a public health need, allow continued availability of the products while the manufac-
turers supplemented their applications with additional scientific data.
Approval was not justified given the absence of data to support a finding of safety
and efficacy. Complete denial of the PMAs would have resulted in removal of the
products from the market, making them unavailable even to women who required
reconstructive surgery. A compelling case had been made that a public health need
existed for women seeking reconstructive surgery. The Agency, therefore, decided on
a combination of the second and third options, based on the indications for use.

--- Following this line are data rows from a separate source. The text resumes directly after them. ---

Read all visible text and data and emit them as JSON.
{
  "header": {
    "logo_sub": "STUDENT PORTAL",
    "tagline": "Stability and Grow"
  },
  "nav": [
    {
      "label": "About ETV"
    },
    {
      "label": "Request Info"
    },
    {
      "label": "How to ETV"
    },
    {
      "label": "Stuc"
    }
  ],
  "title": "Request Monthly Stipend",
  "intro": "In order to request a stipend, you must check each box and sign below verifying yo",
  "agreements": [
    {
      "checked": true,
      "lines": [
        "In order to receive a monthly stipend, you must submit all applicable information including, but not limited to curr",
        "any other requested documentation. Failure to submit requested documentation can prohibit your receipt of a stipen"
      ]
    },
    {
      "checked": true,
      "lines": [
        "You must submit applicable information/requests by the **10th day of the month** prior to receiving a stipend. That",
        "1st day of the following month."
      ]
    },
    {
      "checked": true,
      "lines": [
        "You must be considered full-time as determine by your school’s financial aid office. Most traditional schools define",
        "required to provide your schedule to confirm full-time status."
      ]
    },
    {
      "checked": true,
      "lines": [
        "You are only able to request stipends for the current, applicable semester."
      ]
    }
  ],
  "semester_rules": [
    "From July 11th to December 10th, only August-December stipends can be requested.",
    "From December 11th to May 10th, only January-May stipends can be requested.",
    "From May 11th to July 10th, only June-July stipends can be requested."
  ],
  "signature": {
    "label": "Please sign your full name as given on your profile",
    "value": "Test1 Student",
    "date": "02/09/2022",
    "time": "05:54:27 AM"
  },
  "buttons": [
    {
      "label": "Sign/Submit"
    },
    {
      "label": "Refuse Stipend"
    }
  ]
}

The PMAs for implants used in breast reconstruction were held open to allow con-
tinued availability while the needed data were collected. Consistent with the panel's
recommendations, we required that women seeking breast reconstruction with these
implants enroll in scientific protocols so that the needed scientific information would
be obtained. The deadline for completing the submission of data and the Agency's
subsequent review, as defined in the medical device law, has been extended indefi-
nitely Dased on public health need. The data required to complete the review must
be collected by the manufacturers and submitted to FDA. To date, those data have
only been partially collected.
tne PN^s for breast implants used in augmentation were oflicially denied by
FDA. These devices may be used for augmentation only with an Investigational De-
vice Exemption (IDE) in an FDA-approved research study.
In either case, for breast reconstruction or augmentation, silicone gel-filled breast
implants are available only through clinical studies conducted under a protocol. This
is the way to answer the questions of women, doctors, and FDA, and those of our
advisory panel of outside experts, regarding the safety and eflectiveness of these im-
Klants. With these actions on the PMAs on April 16 1992, the moratorium ended,
lanufacturers can fulfill their legal, affirmative obligation to demonstrate the safe-
ty and effectiveness of silicone gel-filled breast implants by conducting the required
CURRENT INFORMATION REGARDING THE SAFETY OF SILICONE GEL
Today I would like to give you an update on the safety of silicone gel breast im-
plants based on the published literature and respond to some of your questions
about silicone in general. The good news is that in the three years since 1992, im-
portant research on these products has been undertaken, some by FDA staff, on
some of the critical scientific questions. In these and other areas, more research is
still needed. FDA has worked with the industry and academic community to encour-